Nonpartisan research has demonstrated that today’s outspoken and uncompromising far-left flank — the cohort of the party associated with uber-progressive leaders like Bernie Sanders, Alexandria Ocasio-Cortez, and the Squad — constitute roughly 6% to 8% of the population.
Pew Research’s breakdown of political typology puts the “Progressive Left” at 6% of Americans. That share rises with engagement: to 7% among registered voters, 8% of 2020 validated voters, and 12% of Democrats.
More in Common found that “Progressive Activists” constitute 8% of Americans and are disproportionately white, well-educated, and not concerned with safety.
Recent election results show that even in the bluest battlegrounds, the far-left faction only appeals to 1 in 5 voters.
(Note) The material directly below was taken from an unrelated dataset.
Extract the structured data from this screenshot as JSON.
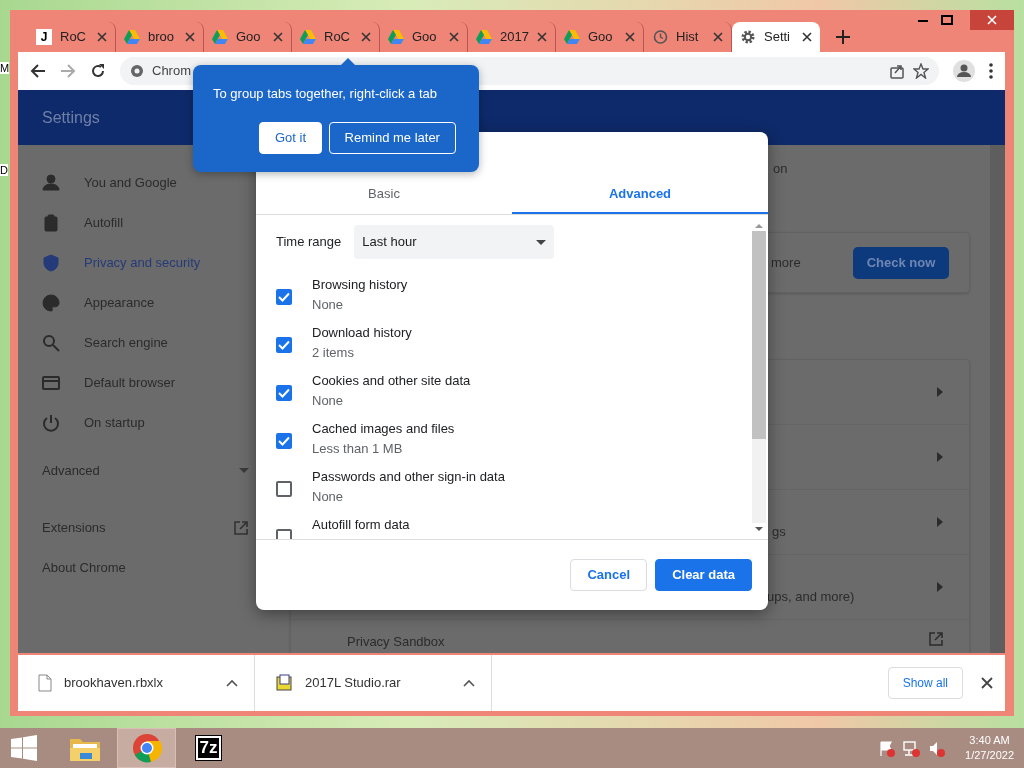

Take the 2023 Philadelphia and Chicago mayoral contests and the 2021 New York City mayoral race, where far-left leaders such as Sanders and AOC were highly engaged, drumming up support online and hosting lively GOTV rallies.
Philadelphia: 21.3% voted for Helen Gym in Democratic primary (87% of vote reported)
Chicago: 21.6% voted for Brandon Johnson in the first round of nonpartisan election
New York City: 21.4% voted for Maya Wiley in the first round of Democratic Primary
Is the Belarusian Dictatorship Doomed?
Belarusian dictator Alexander Lukashenko is the only European leader to have help power longer than Vladimir Putin—but perhaps not for much longer. His return to the public spotlight on Monday has not quieted suspicion that he is gravely ill.
Lukashenko, age 68, was reportedly hospitalized last week after appearing weak during Victory Day celebrations in Moscow on May 9. Reuters reported that he looked “tired and a little unsteady on his feet, and a bandage was visible on his right hand. . . though he otherwise showed no obvious signs of being unwell.” Footage of him on Belarusian state media Monday, likely intended to dispel speculation that he was incapacitated, instead reignited talk that he’s on his way out.
The possibility that Lukashenko’s days are numbered offers hope and opportunity, as well as concern and risk. The United States and its European allies should be prepared for the day when Lukashenko leaves power, however and whenever that may come.